When you think of nerve pain, you may think about pinched nerves in the neck, back or wrist. However, there can also be knee nerve pain when the sciatic or peroneal nerve are irritated or compressed. If you have knee nerve pain, here are the causes, symptoms and treatments for this condition.
Symptoms of Knee Nerve Pain
There is only one nerve that runs through the knee –
the peroneal nerve. It is an extension of the sciatic nerves, which exit the spine in the lower back and travel down each leg. When you have knee nerve irritation, it can cause specific symptoms that affect the outside of the lower leg and top of the foot, including:
- Tingling or “pins and needles”
- Burning sensation
- Difficulty lifting big toes
- Difficulty turning the foot outward
The nerve that runs down the leg and through the knee is responsible for supplying the muscles on the outside of the lower leg and top of the foot. If the nerve is permanently damaged, it can result in deterioration of these muscles, jeopardizing strength and mobility in the leg and foot.
Causes of Knee Nerve Pain
Compression or irritation of the sciatic or peroneal nerve are often the cause of knee or lower leg nerve pain.
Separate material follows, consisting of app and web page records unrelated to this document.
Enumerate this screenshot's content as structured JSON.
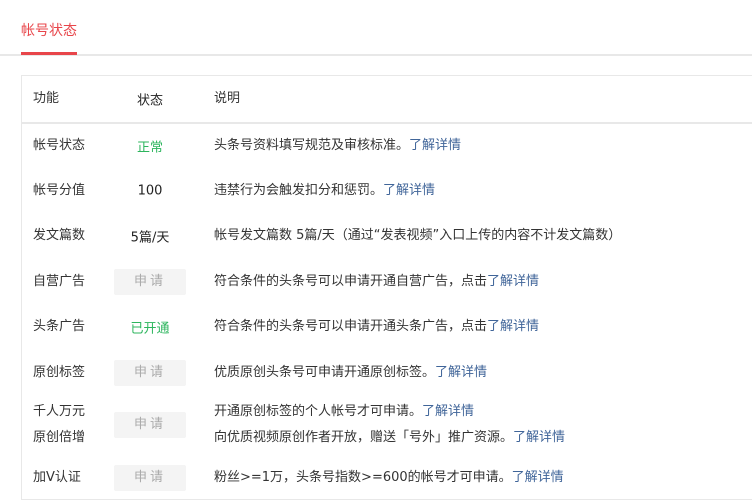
{
  "tab": {
    "label": "帐号状态"
  },
  "columns": [
    "功能",
    "状态",
    "说明"
  ],
  "rows": [
    {
      "feature": "帐号状态",
      "status": "正常",
      "status_type": "green",
      "lines": [
        {
          "text": "头条号资料填写规范及审核标准。",
          "link": "了解详情"
        }
      ]
    },
    {
      "feature": "帐号分值",
      "status": "100",
      "status_type": "text",
      "lines": [
        {
          "text": "违禁行为会触发扣分和惩罚。",
          "link": "了解详情"
        }
      ]
    },
    {
      "feature": "发文篇数",
      "status": "5篇/天",
      "status_type": "text",
      "lines": [
        {
          "text": "帐号发文篇数 5篇/天（通过“发表视频”入口上传的内容不计发文篇数）",
          "link": ""
        }
      ]
    },
    {
      "feature": "自营广告",
      "status": "申请",
      "status_type": "button",
      "lines": [
        {
          "text": "符合条件的头条号可以申请开通自营广告，点击",
          "link": "了解详情"
        }
      ]
    },
    {
      "feature": "头条广告",
      "status": "已开通",
      "status_type": "green",
      "lines": [
        {
          "text": "符合条件的头条号可以申请开通头条广告，点击",
          "link": "了解详情"
        }
      ]
    },
    {
      "feature": "原创标签",
      "status": "申请",
      "status_type": "button",
      "lines": [
        {
          "text": "优质原创头条号可申请开通原创标签。",
          "link": "了解详情"
        }
      ]
    },
    {
      "feature": "千人万元\n原创倍增",
      "status": "申请",
      "status_type": "button",
      "lines": [
        {
          "text": "开通原创标签的个人帐号才可申请。",
          "link": "了解详情"
        },
        {
          "text": "向优质视频原创作者开放，赠送「号外」推广资源。",
          "link": "了解详情"
        }
      ]
    },
    {
      "feature": "加V认证",
      "status": "申请",
      "status_type": "button",
      "lines": [
        {
          "text": "粉丝>=1万，头条号指数>=600的帐号才可申请。",
          "link": "了解详情"
        }
      ]
    }
  ]
}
This can occur in the lower back or pelvic area from compression of the sciatic nerve, but it more commonly is caused by a pinched nerve in the knee.
The peroneal nerve extends from the sciatic nerve along the outside of the knee. It is the only main nerve that runs through the knee that can be compressed or pinched in the knee area. This can occur for a variety of reasons that cause pressure on the outside of the knee.
- Crossing Legs
- One of the most common causes of a pinched nerve in the knee is simply crossing your legs. The pressure of the overlapping leg on the outside of the knee can cause temporary pain, tingling or numbness on the outside of the calf and on top of the foot.
- Squatting for Long Periods
- Sitting in a squatted position can put pressure on the outside of the knee and compress the peroneal nerve.
- Ligament Injuries
- There are multiple ligaments that connect the knee joint components. If a ligament is torn or damaged, inflammation can put pressure on the peroneal nerve, causing pain and other symptoms.
- Casts, Braces and Compression Garments
- Anything that compresses near the outside of the knee can cause knee nerve pain and other symptoms. A leg cast or braces can put pressure on the peroneal nerve, as can compression stockings used to minimize edema.
- Knee Fractures
- Broken bones in the knee can cause inflammation or irritation of the peroneal nerve, most commonly the fibula, the outer bone in the lower leg.
- There are multiple surgeries that can result in knee nerve pain and other symptoms. Knee surgeries can damage the nerve in the knee, but knee nerve pain can be caused by abdominal or back surgeries.
- Extended Bed Rest
- Prolonged periods of bed rest, especially lying on your back, can result in knee nerve pain. The legs often rotate outward when lying on your back, which can put pressure on the peroneal nerve.
Treatment for a Pinched Nerve in the Knee
When the symptoms are due to a pinched nerve in the knee, the treatment resolves around relieving the nerve pressure. The exact treatment depends on what is causing the nerve compression. Some of the common treatments recommended for knee nerve pain caused by a pinched nerve include:
- OTC anti-inflammatory medications. Ibuprofen or naproxen are common OTC non-steroid anti-inflammatory drugs (NSAIDs) that can relieve swelling that compresses the nerves.
- Steroid injections. Corticosteroid injections can reduce inflammation near the nerve to relieve pain and other symptoms.
- Ice. Applying ice to the outside of the knee can relieve inflammation and reduce symptoms.
- Avoid aggravating activities. Crossing your legs, wearing knee high boots, squatting, wearing certain garments or lying on your back can all irritate or compress the peroneal nerve. Avoid these activities if it is causing knee nerve pain.
- Surgery. If a broken bone, cyst, tumor or ligament is causing the compression on the peroneal or sciatic nerve, surgery may be required for relief.
- Physical therapy and orthopedic devices. Strengthening the knee, back or leg can help relieve pressure on the nerves in the knee or leg. A physical therapist or orthopedic doctor may also recommend wearing support devices for better mobility.
Knee nerve pain and other symptoms of a pinched nerve in the knee should not be ignored. Prolonged compression can cause permanent nerve damage that can impact your mobility. If you have symptoms of a pinched or compressed nerve in your knee, make an appointment to see your doctor for treatment.